REQUIREMENT: Among the records that follow, count the lines where "专业解码" appears, and state the count by itself.

Stored data entries
####

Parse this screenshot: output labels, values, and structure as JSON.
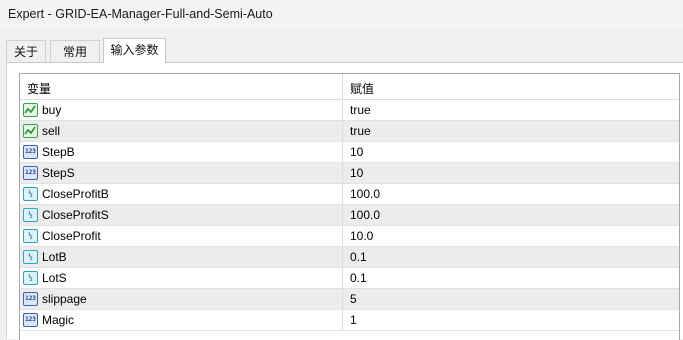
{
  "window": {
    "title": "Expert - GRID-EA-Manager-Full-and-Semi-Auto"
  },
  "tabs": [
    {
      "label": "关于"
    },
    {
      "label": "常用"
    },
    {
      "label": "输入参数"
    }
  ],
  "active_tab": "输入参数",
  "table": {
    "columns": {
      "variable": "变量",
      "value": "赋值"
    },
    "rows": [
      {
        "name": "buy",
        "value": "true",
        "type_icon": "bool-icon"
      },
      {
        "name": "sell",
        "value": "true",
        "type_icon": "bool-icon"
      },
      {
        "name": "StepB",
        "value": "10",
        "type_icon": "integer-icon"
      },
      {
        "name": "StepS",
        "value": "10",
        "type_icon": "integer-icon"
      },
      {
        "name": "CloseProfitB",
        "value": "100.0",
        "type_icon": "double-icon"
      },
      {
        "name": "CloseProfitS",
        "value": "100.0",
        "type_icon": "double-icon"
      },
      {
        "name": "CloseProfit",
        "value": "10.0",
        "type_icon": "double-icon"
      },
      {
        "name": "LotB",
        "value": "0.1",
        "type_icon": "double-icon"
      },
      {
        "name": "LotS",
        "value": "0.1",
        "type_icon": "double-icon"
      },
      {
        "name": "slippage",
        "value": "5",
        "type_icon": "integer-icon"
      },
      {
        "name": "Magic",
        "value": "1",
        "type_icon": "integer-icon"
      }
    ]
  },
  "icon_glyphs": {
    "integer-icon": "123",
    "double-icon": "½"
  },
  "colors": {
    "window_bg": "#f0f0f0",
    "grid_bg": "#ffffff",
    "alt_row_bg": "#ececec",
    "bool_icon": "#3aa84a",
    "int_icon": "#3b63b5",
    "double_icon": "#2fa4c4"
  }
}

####

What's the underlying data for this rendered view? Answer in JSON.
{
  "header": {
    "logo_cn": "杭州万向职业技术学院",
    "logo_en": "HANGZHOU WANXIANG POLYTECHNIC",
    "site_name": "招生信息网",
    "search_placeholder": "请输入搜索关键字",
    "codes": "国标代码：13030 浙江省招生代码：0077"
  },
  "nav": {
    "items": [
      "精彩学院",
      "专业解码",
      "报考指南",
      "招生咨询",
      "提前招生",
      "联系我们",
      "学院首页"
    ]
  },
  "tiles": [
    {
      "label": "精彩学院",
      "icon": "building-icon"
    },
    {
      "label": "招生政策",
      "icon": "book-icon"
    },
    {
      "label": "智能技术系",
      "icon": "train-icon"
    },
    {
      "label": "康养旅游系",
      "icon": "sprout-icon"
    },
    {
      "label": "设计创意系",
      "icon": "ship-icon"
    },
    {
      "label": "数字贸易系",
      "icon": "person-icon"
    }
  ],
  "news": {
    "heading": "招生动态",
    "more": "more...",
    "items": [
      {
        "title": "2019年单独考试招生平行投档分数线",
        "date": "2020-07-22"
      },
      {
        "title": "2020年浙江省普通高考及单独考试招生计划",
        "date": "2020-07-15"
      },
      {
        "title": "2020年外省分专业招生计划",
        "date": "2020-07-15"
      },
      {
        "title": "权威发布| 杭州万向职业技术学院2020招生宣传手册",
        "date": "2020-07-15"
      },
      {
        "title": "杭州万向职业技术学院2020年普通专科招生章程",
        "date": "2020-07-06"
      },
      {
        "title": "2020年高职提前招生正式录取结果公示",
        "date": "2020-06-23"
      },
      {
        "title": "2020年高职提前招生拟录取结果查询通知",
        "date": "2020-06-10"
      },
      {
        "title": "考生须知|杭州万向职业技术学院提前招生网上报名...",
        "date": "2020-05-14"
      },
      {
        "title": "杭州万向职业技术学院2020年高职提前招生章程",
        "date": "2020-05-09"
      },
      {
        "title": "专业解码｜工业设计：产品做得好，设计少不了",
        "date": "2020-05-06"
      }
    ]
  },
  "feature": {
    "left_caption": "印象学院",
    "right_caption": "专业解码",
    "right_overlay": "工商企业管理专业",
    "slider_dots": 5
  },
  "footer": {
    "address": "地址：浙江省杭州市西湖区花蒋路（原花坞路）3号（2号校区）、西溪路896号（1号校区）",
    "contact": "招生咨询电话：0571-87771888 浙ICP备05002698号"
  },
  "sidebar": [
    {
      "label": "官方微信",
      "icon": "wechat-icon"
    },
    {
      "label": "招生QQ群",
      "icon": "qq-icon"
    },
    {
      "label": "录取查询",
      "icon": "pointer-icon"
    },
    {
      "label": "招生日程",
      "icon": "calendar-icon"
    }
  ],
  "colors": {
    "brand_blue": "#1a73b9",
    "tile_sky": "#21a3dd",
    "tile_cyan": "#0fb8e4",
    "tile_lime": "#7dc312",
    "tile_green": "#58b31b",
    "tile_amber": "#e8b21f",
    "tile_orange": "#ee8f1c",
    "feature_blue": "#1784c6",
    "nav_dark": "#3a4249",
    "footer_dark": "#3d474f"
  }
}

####

RESPONSE TO THE EXERCISE: 3